1) Don’t skimp on the imagery related to prod­uct ben­e­fits. Most copy­writ­ers write vivid and image inten­sive copy when describ­ing and “agi­tat­ing” the prob­lems faced by prospec­tive cus­tomers, but then they get all tech­ni­cal and abstract when describ­ing the solu­tion. The neg­a­tive image sticks while the pos­i­tive solu­tion fades away — just like the “Think. Don’t Smoke” and MyMarriageMatters.org ads.

The solu­tion: write copy that’s at least as vivid in describ­ing the ben­e­fits and future hap­pi­ness that comes from your prod­uct or ser­vice as it is in evok­ing the prob­lem.  Never rely on logic, syn­tax, or a flimsy ver­bal response to undue a vivid men­tal image. Make sure your pos­i­tive men­tal images over­power the neg­a­tive images.

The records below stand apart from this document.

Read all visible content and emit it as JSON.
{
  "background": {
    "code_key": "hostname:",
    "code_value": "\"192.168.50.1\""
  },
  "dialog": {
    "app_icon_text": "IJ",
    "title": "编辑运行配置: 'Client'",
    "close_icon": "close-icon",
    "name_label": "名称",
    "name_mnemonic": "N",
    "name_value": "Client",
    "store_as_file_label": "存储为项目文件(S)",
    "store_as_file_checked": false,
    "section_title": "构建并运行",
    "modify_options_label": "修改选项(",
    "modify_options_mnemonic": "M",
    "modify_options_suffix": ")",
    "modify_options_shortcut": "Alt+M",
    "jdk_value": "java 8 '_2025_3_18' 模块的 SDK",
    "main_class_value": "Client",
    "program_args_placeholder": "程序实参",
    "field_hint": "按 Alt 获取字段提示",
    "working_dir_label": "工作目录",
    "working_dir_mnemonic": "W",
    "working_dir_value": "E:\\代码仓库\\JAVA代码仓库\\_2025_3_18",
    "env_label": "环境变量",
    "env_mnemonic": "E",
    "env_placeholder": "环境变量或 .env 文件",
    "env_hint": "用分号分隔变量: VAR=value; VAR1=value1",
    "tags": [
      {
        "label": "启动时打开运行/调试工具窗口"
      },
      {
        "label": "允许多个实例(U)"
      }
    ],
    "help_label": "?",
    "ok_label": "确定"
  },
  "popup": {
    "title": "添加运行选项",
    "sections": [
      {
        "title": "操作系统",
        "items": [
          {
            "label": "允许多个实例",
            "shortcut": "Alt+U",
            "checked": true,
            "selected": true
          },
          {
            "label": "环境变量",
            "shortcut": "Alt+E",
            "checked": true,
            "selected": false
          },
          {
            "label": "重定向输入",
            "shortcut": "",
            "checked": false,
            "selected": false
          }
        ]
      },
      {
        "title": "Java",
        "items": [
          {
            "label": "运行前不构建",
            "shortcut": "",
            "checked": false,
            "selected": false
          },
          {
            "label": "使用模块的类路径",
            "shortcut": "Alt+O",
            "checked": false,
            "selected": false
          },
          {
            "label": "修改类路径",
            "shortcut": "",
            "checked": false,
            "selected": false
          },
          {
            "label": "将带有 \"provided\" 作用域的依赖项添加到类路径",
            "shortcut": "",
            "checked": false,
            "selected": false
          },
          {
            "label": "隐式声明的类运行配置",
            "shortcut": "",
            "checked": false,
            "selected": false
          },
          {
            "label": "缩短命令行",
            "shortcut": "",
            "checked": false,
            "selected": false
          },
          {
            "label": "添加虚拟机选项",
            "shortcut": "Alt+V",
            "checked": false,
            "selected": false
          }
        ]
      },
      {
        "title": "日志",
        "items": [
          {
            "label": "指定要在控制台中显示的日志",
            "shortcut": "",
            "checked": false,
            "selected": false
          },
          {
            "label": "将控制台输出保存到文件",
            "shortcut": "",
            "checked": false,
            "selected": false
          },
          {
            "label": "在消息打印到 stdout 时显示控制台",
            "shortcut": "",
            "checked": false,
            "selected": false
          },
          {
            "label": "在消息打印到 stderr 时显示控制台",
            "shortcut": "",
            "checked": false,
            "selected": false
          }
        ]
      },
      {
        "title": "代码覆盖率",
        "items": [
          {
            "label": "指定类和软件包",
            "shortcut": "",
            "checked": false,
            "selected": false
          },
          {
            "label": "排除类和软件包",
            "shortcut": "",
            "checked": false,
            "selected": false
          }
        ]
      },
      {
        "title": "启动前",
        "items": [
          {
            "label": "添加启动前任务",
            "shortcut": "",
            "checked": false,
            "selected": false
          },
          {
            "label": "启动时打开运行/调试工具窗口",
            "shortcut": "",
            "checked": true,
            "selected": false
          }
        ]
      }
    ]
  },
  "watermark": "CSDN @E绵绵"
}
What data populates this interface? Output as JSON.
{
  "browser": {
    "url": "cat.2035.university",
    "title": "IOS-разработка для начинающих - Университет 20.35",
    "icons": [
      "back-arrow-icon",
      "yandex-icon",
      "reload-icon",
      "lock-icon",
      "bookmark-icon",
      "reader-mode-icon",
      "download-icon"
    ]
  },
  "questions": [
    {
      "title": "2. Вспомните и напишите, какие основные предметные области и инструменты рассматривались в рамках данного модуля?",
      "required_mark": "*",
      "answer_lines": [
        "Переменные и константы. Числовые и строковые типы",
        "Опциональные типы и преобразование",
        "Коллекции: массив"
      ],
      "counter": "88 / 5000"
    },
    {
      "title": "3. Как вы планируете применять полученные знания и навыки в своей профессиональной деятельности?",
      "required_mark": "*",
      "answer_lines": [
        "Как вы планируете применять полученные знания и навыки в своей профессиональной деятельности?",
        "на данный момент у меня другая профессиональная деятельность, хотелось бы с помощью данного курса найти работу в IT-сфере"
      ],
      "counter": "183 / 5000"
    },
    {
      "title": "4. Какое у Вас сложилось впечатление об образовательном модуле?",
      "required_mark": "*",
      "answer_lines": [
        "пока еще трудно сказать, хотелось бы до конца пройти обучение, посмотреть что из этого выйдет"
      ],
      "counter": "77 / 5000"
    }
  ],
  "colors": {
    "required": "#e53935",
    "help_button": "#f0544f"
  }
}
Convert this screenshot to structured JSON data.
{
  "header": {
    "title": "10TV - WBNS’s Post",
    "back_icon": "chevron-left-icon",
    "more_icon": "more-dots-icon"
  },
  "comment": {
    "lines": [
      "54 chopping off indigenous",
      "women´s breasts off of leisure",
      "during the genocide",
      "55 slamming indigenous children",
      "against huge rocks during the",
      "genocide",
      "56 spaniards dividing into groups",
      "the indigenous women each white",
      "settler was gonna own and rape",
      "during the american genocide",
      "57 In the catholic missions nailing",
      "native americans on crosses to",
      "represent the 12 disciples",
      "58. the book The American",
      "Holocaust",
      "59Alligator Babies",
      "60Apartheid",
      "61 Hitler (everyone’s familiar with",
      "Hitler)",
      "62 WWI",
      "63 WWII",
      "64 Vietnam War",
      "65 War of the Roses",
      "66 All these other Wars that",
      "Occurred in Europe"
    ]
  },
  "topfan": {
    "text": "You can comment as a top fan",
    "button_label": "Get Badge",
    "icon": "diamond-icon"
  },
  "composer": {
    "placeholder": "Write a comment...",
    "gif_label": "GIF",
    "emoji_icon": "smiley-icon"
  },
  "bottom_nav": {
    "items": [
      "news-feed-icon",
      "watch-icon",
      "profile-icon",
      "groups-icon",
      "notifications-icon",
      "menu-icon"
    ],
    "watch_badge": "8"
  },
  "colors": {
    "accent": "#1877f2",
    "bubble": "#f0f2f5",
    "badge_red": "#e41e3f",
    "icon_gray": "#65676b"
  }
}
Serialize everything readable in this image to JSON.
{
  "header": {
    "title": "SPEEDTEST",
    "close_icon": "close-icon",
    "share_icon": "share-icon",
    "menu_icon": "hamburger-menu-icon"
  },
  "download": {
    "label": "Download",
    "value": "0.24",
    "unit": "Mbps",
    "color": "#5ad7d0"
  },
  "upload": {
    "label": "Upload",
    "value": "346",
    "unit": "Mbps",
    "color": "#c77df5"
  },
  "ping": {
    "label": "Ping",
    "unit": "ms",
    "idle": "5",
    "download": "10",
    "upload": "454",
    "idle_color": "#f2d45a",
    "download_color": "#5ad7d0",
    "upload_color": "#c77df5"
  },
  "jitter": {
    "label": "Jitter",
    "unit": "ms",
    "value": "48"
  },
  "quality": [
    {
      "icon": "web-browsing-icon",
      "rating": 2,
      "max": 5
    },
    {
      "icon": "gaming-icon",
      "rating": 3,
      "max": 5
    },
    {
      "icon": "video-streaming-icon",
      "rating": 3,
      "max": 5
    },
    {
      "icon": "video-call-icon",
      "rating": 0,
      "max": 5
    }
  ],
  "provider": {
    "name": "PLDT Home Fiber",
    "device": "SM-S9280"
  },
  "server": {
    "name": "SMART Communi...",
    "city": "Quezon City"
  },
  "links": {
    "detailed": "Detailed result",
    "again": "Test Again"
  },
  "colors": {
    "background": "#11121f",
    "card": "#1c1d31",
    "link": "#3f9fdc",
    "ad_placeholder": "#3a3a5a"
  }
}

2) Make your desired Call to Action visu­ally promi­nent. It’s hardly unusual to find the main con­ver­sion point on Web­sites to enjoy less visual promi­nence than periph­eral areas, 3rd party ads, unim­por­tant links etc.  I also com­monly see shop­ping carts and check out processes that give equal visual promi­nence to “delete” or “exit” but­tons than the “check­out” or “con­tinue” but­tons.  Home pages often have call-outs for ter­tiary con­ver­sions more promi­nent dis­played than the pri­mary cat­e­gories for shop­pers.  And so on. Don’t let this hap­pen to your site.

The solu­tion: use proper graphic design to guide the eye of the vis­i­tor towards the cor­rect actions. This cor­rec­tion is often the root cause of those “I changed the color of my add to cart but­ton and got a 83% lift sto­ries.”  It’s not the but­ton color that crated the result so much as increas­ing the visual promi­nence and con­trast for the desired call to action. So stop focus­ing on but­ton col­ors and start focus­ing on guid­ing the eye through proper design and visual prominence.

Any other exam­ples out there of copy, imagery, or design that gives empha­sis to the wrong, coun­ter­pro­duc­tive aspect of a mes­sage or request for action?  Let me know in the comments.